- _SUPPLIED MATERIAL_:
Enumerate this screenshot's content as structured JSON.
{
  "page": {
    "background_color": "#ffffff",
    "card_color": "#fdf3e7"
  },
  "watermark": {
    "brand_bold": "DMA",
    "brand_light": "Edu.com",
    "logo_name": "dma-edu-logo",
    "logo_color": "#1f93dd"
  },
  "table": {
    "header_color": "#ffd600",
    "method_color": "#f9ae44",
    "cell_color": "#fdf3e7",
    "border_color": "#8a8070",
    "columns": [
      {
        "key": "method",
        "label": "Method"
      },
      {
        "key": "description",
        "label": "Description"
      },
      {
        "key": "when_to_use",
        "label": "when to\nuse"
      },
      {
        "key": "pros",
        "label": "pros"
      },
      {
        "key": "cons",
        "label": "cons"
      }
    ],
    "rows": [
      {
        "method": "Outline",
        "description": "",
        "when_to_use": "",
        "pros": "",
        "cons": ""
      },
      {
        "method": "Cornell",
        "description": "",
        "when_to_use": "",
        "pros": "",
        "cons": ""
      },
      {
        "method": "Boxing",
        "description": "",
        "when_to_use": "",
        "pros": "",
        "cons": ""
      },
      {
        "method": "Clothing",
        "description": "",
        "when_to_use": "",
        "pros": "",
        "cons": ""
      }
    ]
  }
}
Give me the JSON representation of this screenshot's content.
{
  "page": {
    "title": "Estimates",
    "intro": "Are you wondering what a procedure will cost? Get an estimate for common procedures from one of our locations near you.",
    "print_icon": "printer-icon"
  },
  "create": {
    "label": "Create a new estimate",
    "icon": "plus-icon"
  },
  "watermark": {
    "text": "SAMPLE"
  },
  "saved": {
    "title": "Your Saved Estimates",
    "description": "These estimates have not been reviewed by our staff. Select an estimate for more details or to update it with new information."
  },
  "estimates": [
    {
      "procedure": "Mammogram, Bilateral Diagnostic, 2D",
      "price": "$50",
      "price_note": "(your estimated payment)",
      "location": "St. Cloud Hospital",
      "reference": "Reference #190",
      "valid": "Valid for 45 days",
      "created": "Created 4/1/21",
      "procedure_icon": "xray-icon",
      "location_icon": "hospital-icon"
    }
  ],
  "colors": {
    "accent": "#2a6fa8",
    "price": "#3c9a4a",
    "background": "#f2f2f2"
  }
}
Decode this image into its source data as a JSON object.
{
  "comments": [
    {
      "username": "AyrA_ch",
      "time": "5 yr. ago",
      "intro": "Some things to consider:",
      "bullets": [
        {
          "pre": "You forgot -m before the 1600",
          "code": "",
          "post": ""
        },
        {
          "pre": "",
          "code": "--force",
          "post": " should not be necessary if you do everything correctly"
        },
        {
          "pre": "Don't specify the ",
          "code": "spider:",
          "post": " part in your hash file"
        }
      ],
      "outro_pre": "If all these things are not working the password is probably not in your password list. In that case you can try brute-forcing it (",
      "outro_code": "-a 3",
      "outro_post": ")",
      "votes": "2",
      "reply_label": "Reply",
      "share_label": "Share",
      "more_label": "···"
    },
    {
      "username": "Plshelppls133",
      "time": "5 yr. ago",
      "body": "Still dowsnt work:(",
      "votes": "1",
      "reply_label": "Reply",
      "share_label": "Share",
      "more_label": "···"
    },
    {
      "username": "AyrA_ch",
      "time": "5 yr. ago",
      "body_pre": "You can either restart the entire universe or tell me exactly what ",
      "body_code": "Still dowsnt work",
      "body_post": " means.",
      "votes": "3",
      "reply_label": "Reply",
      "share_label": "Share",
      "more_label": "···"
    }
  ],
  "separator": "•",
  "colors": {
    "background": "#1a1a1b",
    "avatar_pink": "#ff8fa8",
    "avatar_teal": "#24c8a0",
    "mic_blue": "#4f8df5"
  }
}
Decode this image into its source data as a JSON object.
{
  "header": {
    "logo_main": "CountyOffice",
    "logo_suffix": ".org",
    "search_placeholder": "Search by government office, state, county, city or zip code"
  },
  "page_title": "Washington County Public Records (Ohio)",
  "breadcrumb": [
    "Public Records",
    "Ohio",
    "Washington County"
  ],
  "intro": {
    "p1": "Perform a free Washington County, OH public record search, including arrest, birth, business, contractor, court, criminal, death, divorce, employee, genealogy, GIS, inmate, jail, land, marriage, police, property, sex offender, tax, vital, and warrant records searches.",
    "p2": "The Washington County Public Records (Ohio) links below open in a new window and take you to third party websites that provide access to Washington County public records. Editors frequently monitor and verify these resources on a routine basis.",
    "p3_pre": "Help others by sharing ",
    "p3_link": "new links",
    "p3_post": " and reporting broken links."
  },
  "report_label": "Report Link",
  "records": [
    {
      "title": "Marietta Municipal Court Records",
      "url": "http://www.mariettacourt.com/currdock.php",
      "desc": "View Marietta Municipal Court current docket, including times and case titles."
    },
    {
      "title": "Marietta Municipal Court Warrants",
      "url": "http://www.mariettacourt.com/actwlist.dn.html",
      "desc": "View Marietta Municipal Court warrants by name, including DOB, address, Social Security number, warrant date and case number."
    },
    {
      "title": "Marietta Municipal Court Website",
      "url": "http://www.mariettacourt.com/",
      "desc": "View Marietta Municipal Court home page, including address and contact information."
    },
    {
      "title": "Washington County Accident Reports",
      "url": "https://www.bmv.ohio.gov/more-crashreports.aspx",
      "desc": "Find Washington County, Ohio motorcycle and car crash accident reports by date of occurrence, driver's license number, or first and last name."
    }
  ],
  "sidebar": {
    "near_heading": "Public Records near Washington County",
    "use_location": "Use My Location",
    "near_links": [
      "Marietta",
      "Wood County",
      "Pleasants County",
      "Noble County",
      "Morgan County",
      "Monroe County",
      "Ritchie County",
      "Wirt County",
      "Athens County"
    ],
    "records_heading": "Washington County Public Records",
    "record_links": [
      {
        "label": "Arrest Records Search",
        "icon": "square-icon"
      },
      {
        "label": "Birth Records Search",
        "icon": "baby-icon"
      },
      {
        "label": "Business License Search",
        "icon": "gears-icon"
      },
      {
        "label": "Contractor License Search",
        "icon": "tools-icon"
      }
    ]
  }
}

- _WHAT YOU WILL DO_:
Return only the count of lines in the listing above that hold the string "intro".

- _TASK RESULT_:
3